Sybille Bedford placed the ambiguous and inescapable stuff of her own life at the center of her fiction, and in Jigsaw—her fourth and final novel, which was shortlisted for the 1989 Booker Prize—she did it with particular artistry. “What I had in mind,” she was later to say, “was to build a novel out of the events and people who had made up, and marked, my early youth...Truth here was an artistic, not moral, requirement...It involved...writing about myself, my feelings, my actions.” And so she assembled the puzzle pieces of her singular past into a picture of her “unsentimental education.” We learn of a childhood spent alone with her father, “a stranded man of the world” living a life of “ungenteel poverty in quite grand surroundings,” a château, that is, deep in the German countryside, with wine but little else for him and his young daughter to hold body and soul together. We learn of her return to Italy and her mother, “the one character I wished to keep minor and knew all along that it could not be done,” and the dark secret consuming her mother’s life. Finally, she tells us how she lived with and learned from Aldous and Maria Huxley on the French Riviera, developing the sense of purpose and determination that made her the great writer she would become.
There will always be people for whom her books are part of their mind’s life, and people who are discovering her for the first time as if entering a lighted room.
—Victoria Glendinning, The Guardian
To read Bedford’s work is to bask in the presence of someone at once German, French, and English—at the very least—who knew these countries from deep within herself and was able to enjoy their distinctions without ever belittling or simplifying them.
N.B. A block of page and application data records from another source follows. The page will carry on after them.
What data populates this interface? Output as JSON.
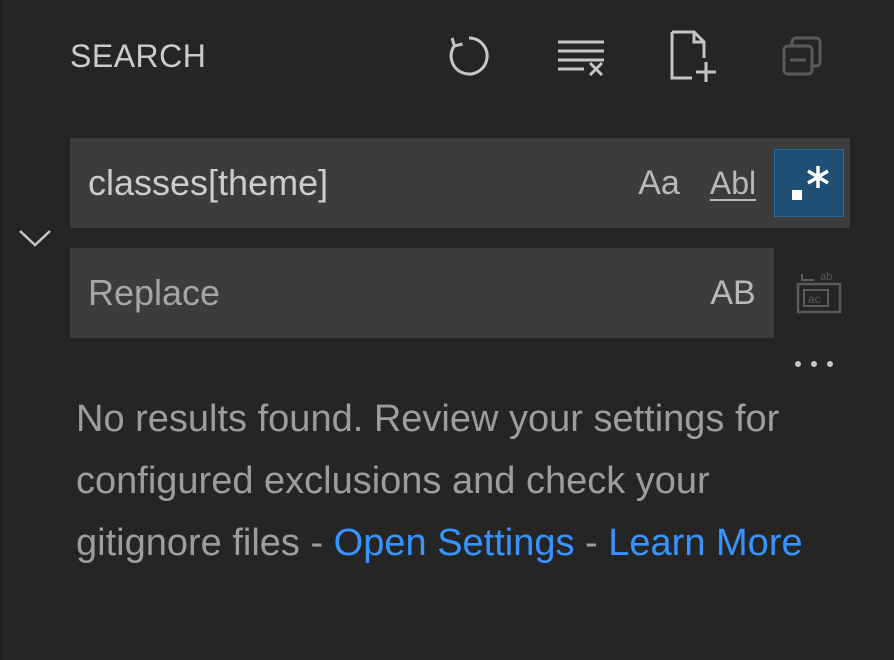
{
  "header": {
    "title": "SEARCH",
    "actions": [
      {
        "name": "refresh",
        "icon": "refresh-icon"
      },
      {
        "name": "clear-results",
        "icon": "clear-all-icon"
      },
      {
        "name": "new-search-editor",
        "icon": "new-file-icon"
      },
      {
        "name": "collapse-all",
        "icon": "collapse-all-icon",
        "disabled": true
      }
    ]
  },
  "search": {
    "value": "classes[theme]",
    "match_case_label": "Aa",
    "whole_word_label": "Abl",
    "regex_label": ".*",
    "regex_enabled": true
  },
  "replace": {
    "value": "",
    "placeholder": "Replace",
    "preserve_case_label": "AB"
  },
  "results": {
    "message": "No results found. Review your settings for configured exclusions and check your gitignore files - ",
    "open_settings_link": "Open Settings",
    "separator": " - ",
    "learn_more_link": "Learn More"
  },
  "colors": {
    "background": "#252526",
    "input_background": "#3c3c3c",
    "active_toggle": "#1f4f74",
    "link": "#3794ff",
    "text_muted": "#9d9d9d"
  }
}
If the word cosmopolitan had been coined with a particular literary figure in mind, it might have been Sybille Bedford.
—Sylvia Brownrigg, The Paris Review
Her writing is like the conversation of a clever, worldly friend who we wish would come by more often.
—Joan Acocella, The New Yorker